Once upon a time, every schoolboy had a pocket knife with him at all times. It was a tool, used for carving things out of wood, preparing food, or just playing around with. Of course, times have changed. In a post-9/11, post-Columbine world, no one carries a knife; most schools have a zero-tolerance policy that not only covers pocket knives, but also includes eating utensils. So why would a British judge be advocating for schools to allow boys to bring a knife to school now?
It turns out that Sir Mota Singh is a Sikh and the knife he wants kids to be allowed to bring to school is a Kirpan, one of the five “articles of faith” that Sikhs must have with them at all times. So how do you reconcile this matter of faith with the very practical matter of not allowing kids to bring weapons to school? “There has been no reported case, certainly none that I know of,” Sir Mota told the BBC, “of a Sikh using a knife in order to cause injury.” Of course, that doesn’t mean it couldn’t happen.

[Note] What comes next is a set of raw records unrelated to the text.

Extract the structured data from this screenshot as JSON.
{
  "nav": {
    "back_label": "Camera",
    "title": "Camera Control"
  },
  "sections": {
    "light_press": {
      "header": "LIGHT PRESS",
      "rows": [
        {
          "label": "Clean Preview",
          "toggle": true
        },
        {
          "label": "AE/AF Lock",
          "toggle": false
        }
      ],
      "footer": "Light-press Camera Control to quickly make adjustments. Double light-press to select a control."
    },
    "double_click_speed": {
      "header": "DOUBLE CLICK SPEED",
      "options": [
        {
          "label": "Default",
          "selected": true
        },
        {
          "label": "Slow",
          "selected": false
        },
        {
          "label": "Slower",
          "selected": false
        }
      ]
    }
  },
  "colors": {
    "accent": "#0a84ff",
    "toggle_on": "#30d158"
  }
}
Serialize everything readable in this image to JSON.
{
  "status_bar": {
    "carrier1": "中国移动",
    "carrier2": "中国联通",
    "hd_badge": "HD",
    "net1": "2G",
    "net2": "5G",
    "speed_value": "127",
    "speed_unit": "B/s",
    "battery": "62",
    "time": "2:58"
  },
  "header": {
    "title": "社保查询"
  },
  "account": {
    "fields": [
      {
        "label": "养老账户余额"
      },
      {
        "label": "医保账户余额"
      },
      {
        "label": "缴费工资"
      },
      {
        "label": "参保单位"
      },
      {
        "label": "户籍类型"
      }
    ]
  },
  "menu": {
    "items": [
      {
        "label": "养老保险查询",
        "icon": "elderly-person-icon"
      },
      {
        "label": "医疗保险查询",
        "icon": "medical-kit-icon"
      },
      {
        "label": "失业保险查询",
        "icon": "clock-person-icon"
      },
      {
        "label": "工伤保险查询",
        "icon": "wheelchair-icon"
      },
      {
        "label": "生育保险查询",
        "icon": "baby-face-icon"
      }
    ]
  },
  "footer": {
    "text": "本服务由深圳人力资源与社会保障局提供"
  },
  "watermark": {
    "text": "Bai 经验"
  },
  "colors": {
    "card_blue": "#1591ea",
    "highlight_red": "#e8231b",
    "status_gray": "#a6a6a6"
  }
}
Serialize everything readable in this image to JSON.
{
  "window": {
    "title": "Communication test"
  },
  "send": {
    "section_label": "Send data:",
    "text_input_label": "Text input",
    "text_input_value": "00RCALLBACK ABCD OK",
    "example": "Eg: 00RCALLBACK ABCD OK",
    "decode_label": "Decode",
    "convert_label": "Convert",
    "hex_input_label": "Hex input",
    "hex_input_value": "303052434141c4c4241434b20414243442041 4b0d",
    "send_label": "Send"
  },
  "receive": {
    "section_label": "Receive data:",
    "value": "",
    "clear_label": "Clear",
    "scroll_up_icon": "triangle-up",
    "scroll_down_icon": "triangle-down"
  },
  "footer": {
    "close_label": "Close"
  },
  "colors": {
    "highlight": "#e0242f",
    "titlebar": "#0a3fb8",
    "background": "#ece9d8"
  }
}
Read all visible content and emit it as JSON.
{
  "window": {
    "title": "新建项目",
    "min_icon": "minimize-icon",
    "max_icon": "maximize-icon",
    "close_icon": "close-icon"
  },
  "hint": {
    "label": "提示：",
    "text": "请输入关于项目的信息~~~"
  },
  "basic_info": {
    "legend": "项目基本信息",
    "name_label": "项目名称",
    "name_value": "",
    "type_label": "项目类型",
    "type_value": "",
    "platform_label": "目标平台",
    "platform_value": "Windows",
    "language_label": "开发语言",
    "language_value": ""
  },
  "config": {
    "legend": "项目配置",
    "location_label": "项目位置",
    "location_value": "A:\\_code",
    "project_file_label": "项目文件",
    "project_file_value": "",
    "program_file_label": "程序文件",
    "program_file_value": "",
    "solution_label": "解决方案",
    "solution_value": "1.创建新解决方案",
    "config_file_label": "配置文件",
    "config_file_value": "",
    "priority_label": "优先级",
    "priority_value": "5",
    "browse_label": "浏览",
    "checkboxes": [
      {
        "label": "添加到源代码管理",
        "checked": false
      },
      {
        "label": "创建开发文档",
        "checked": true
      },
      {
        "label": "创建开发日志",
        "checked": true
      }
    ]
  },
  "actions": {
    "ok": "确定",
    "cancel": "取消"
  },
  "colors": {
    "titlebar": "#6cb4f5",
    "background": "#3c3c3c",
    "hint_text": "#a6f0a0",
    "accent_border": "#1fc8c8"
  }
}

The way I see it, if you want to go to a public school, you have to be prepared to follow the rules enacted for the safety of all. If your beliefs compel you to do something contrary to those rules, then perhaps it is time to find a school more conducive to your beliefs, such as a private, religious school. Sir Mota would agree, I think; he supported the actions of a family that did just that, after their son’s public school refused to let him carry his Kirpan.
Personally, I’d just as soon my kids were able to concentrate on learning rather than having to worry about when some kid was going to grab someone else’s Kirpan and start stabbing people with it. Would you feel comfortable knowing that there were children at your kids’ school who were carrying knives?